Data records
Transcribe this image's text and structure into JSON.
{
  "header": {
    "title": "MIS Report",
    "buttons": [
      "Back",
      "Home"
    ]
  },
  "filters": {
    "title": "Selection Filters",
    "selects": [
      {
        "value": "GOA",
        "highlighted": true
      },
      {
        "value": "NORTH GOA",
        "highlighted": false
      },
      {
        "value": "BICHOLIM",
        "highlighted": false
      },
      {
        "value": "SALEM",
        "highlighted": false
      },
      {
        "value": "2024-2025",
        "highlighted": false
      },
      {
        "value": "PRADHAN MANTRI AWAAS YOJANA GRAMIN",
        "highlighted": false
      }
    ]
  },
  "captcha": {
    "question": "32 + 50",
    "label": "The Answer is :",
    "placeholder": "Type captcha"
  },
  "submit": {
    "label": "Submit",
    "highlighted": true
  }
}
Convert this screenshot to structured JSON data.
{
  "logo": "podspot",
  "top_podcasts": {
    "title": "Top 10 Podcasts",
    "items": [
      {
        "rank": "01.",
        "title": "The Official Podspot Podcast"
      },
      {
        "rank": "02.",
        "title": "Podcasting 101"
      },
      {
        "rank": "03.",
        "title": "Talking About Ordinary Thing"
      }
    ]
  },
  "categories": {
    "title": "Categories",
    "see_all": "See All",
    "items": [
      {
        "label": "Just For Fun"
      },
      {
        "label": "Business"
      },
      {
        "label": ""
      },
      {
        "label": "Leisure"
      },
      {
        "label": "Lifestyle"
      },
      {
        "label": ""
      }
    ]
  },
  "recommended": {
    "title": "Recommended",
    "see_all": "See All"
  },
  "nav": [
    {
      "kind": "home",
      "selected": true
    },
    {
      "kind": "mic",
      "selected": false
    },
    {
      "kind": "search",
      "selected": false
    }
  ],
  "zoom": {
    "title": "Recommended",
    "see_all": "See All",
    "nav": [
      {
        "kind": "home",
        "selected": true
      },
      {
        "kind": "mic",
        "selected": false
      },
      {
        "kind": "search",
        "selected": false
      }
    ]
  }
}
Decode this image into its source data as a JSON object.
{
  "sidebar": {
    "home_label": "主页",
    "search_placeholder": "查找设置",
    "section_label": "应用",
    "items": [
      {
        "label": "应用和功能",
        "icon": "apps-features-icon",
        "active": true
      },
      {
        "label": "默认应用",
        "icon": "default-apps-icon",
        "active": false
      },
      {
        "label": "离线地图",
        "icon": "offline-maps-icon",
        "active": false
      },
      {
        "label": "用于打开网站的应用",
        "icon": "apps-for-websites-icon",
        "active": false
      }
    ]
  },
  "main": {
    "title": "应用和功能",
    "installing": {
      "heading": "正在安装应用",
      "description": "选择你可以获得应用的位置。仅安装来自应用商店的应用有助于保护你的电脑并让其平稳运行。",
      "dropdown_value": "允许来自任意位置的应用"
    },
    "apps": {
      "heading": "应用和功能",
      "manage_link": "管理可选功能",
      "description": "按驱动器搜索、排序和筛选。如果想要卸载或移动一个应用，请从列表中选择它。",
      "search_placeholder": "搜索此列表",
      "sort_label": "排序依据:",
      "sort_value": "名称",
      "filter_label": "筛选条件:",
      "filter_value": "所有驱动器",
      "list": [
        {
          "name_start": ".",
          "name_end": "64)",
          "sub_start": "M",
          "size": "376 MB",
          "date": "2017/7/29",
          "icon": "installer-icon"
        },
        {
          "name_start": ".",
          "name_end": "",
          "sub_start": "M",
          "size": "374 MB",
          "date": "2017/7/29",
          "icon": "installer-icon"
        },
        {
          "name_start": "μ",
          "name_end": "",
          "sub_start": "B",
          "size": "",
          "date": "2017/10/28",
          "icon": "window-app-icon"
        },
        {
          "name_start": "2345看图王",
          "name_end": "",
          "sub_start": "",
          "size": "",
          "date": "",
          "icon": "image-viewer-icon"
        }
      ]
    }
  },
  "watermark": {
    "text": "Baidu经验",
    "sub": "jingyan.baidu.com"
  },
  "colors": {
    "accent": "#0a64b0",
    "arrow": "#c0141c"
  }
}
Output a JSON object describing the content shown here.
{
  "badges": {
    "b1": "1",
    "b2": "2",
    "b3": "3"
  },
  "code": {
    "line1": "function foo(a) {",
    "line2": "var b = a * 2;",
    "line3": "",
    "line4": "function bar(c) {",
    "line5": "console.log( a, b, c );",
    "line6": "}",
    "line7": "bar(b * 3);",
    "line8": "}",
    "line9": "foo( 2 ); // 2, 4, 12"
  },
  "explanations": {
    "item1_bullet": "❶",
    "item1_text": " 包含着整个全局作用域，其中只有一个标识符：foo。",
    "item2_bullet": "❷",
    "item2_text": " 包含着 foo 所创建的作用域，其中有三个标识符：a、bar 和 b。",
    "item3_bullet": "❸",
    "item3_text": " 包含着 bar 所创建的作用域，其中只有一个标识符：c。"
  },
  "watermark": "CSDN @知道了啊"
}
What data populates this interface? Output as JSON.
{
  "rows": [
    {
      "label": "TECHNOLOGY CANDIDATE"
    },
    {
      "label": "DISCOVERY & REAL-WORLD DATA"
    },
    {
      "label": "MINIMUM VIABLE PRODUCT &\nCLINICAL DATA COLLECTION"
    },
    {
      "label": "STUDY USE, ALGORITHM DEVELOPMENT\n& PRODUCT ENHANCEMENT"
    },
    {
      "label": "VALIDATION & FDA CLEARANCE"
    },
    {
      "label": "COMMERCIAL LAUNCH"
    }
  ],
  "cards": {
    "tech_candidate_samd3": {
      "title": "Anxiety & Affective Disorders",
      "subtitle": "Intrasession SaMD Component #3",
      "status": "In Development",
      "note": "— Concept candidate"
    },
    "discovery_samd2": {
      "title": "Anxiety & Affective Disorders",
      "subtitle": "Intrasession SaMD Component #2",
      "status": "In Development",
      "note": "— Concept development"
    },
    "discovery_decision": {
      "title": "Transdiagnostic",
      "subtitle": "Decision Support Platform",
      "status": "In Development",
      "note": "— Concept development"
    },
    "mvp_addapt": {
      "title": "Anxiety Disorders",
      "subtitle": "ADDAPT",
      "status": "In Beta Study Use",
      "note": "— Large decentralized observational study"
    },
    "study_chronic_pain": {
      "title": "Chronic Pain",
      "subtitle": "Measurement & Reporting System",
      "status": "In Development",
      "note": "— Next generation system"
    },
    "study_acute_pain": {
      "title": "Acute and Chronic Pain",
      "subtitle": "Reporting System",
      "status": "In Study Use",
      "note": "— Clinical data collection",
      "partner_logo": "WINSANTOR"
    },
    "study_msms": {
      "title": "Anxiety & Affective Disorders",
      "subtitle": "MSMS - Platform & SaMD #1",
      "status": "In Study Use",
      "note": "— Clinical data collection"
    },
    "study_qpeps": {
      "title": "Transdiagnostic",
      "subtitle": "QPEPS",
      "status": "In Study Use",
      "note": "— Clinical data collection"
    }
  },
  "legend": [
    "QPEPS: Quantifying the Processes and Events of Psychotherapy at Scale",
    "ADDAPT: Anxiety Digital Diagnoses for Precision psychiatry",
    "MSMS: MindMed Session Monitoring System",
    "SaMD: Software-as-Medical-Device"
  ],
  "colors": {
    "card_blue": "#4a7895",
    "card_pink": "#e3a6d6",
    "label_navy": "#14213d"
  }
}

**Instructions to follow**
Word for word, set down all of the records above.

**Answer for the task**
Transcribe this image's text and structure into JSON.
{
  "header": {
    "title": "MIS Report",
    "buttons": [
      "Back",
      "Home"
    ]
  },
  "filters": {
    "title": "Selection Filters",
    "selects": [
      {
        "value": "GOA",
        "highlighted": true
      },
      {
        "value": "NORTH GOA",
        "highlighted": false
      },
      {
        "value": "BICHOLIM",
        "highlighted": false
      },
      {
        "value": "SALEM",
        "highlighted": false
      },
      {
        "value": "2024-2025",
        "highlighted": false
      },
      {
        "value": "PRADHAN MANTRI AWAAS YOJANA GRAMIN",
        "highlighted": false
      }
    ]
  },
  "captcha": {
    "question": "32 + 50",
    "label": "The Answer is :",
    "placeholder": "Type captcha"
  },
  "submit": {
    "label": "Submit",
    "highlighted": true
  }
}
Convert this screenshot to structured JSON data.
{
  "logo": "podspot",
  "top_podcasts": {
    "title": "Top 10 Podcasts",
    "items": [
      {
        "rank": "01.",
        "title": "The Official Podspot Podcast"
      },
      {
        "rank": "02.",
        "title": "Podcasting 101"
      },
      {
        "rank": "03.",
        "title": "Talking About Ordinary Thing"
      }
    ]
  },
  "categories": {
    "title": "Categories",
    "see_all": "See All",
    "items": [
      {
        "label": "Just For Fun"
      },
      {
        "label": "Business"
      },
      {
        "label": ""
      },
      {
        "label": "Leisure"
      },
      {
        "label": "Lifestyle"
      },
      {
        "label": ""
      }
    ]
  },
  "recommended": {
    "title": "Recommended",
    "see_all": "See All"
  },
  "nav": [
    {
      "kind": "home",
      "selected": true
    },
    {
      "kind": "mic",
      "selected": false
    },
    {
      "kind": "search",
      "selected": false
    }
  ],
  "zoom": {
    "title": "Recommended",
    "see_all": "See All",
    "nav": [
      {
        "kind": "home",
        "selected": true
      },
      {
        "kind": "mic",
        "selected": false
      },
      {
        "kind": "search",
        "selected": false
      }
    ]
  }
}
Decode this image into its source data as a JSON object.
{
  "sidebar": {
    "home_label": "主页",
    "search_placeholder": "查找设置",
    "section_label": "应用",
    "items": [
      {
        "label": "应用和功能",
        "icon": "apps-features-icon",
        "active": true
      },
      {
        "label": "默认应用",
        "icon": "default-apps-icon",
        "active": false
      },
      {
        "label": "离线地图",
        "icon": "offline-maps-icon",
        "active": false
      },
      {
        "label": "用于打开网站的应用",
        "icon": "apps-for-websites-icon",
        "active": false
      }
    ]
  },
  "main": {
    "title": "应用和功能",
    "installing": {
      "heading": "正在安装应用",
      "description": "选择你可以获得应用的位置。仅安装来自应用商店的应用有助于保护你的电脑并让其平稳运行。",
      "dropdown_value": "允许来自任意位置的应用"
    },
    "apps": {
      "heading": "应用和功能",
      "manage_link": "管理可选功能",
      "description": "按驱动器搜索、排序和筛选。如果想要卸载或移动一个应用，请从列表中选择它。",
      "search_placeholder": "搜索此列表",
      "sort_label": "排序依据:",
      "sort_value": "名称",
      "filter_label": "筛选条件:",
      "filter_value": "所有驱动器",
      "list": [
        {
          "name_start": ".",
          "name_end": "64)",
          "sub_start": "M",
          "size": "376 MB",
          "date": "2017/7/29",
          "icon": "installer-icon"
        },
        {
          "name_start": ".",
          "name_end": "",
          "sub_start": "M",
          "size": "374 MB",
          "date": "2017/7/29",
          "icon": "installer-icon"
        },
        {
          "name_start": "μ",
          "name_end": "",
          "sub_start": "B",
          "size": "",
          "date": "2017/10/28",
          "icon": "window-app-icon"
        },
        {
          "name_start": "2345看图王",
          "name_end": "",
          "sub_start": "",
          "size": "",
          "date": "",
          "icon": "image-viewer-icon"
        }
      ]
    }
  },
  "watermark": {
    "text": "Baidu经验",
    "sub": "jingyan.baidu.com"
  },
  "colors": {
    "accent": "#0a64b0",
    "arrow": "#c0141c"
  }
}
Output a JSON object describing the content shown here.
{
  "badges": {
    "b1": "1",
    "b2": "2",
    "b3": "3"
  },
  "code": {
    "line1": "function foo(a) {",
    "line2": "var b = a * 2;",
    "line3": "",
    "line4": "function bar(c) {",
    "line5": "console.log( a, b, c );",
    "line6": "}",
    "line7": "bar(b * 3);",
    "line8": "}",
    "line9": "foo( 2 ); // 2, 4, 12"
  },
  "explanations": {
    "item1_bullet": "❶",
    "item1_text": " 包含着整个全局作用域，其中只有一个标识符：foo。",
    "item2_bullet": "❷",
    "item2_text": " 包含着 foo 所创建的作用域，其中有三个标识符：a、bar 和 b。",
    "item3_bullet": "❸",
    "item3_text": " 包含着 bar 所创建的作用域，其中只有一个标识符：c。"
  },
  "watermark": "CSDN @知道了啊"
}
What data populates this interface? Output as JSON.
{
  "rows": [
    {
      "label": "TECHNOLOGY CANDIDATE"
    },
    {
      "label": "DISCOVERY & REAL-WORLD DATA"
    },
    {
      "label": "MINIMUM VIABLE PRODUCT &\nCLINICAL DATA COLLECTION"
    },
    {
      "label": "STUDY USE, ALGORITHM DEVELOPMENT\n& PRODUCT ENHANCEMENT"
    },
    {
      "label": "VALIDATION & FDA CLEARANCE"
    },
    {
      "label": "COMMERCIAL LAUNCH"
    }
  ],
  "cards": {
    "tech_candidate_samd3": {
      "title": "Anxiety & Affective Disorders",
      "subtitle": "Intrasession SaMD Component #3",
      "status": "In Development",
      "note": "— Concept candidate"
    },
    "discovery_samd2": {
      "title": "Anxiety & Affective Disorders",
      "subtitle": "Intrasession SaMD Component #2",
      "status": "In Development",
      "note": "— Concept development"
    },
    "discovery_decision": {
      "title": "Transdiagnostic",
      "subtitle": "Decision Support Platform",
      "status": "In Development",
      "note": "— Concept development"
    },
    "mvp_addapt": {
      "title": "Anxiety Disorders",
      "subtitle": "ADDAPT",
      "status": "In Beta Study Use",
      "note": "— Large decentralized observational study"
    },
    "study_chronic_pain": {
      "title": "Chronic Pain",
      "subtitle": "Measurement & Reporting System",
      "status": "In Development",
      "note": "— Next generation system"
    },
    "study_acute_pain": {
      "title": "Acute and Chronic Pain",
      "subtitle": "Reporting System",
      "status": "In Study Use",
      "note": "— Clinical data collection",
      "partner_logo": "WINSANTOR"
    },
    "study_msms": {
      "title": "Anxiety & Affective Disorders",
      "subtitle": "MSMS - Platform & SaMD #1",
      "status": "In Study Use",
      "note": "— Clinical data collection"
    },
    "study_qpeps": {
      "title": "Transdiagnostic",
      "subtitle": "QPEPS",
      "status": "In Study Use",
      "note": "— Clinical data collection"
    }
  },
  "legend": [
    "QPEPS: Quantifying the Processes and Events of Psychotherapy at Scale",
    "ADDAPT: Anxiety Digital Diagnoses for Precision psychiatry",
    "MSMS: MindMed Session Monitoring System",
    "SaMD: Software-as-Medical-Device"
  ],
  "colors": {
    "card_blue": "#4a7895",
    "card_pink": "#e3a6d6",
    "label_navy": "#14213d"
  }
}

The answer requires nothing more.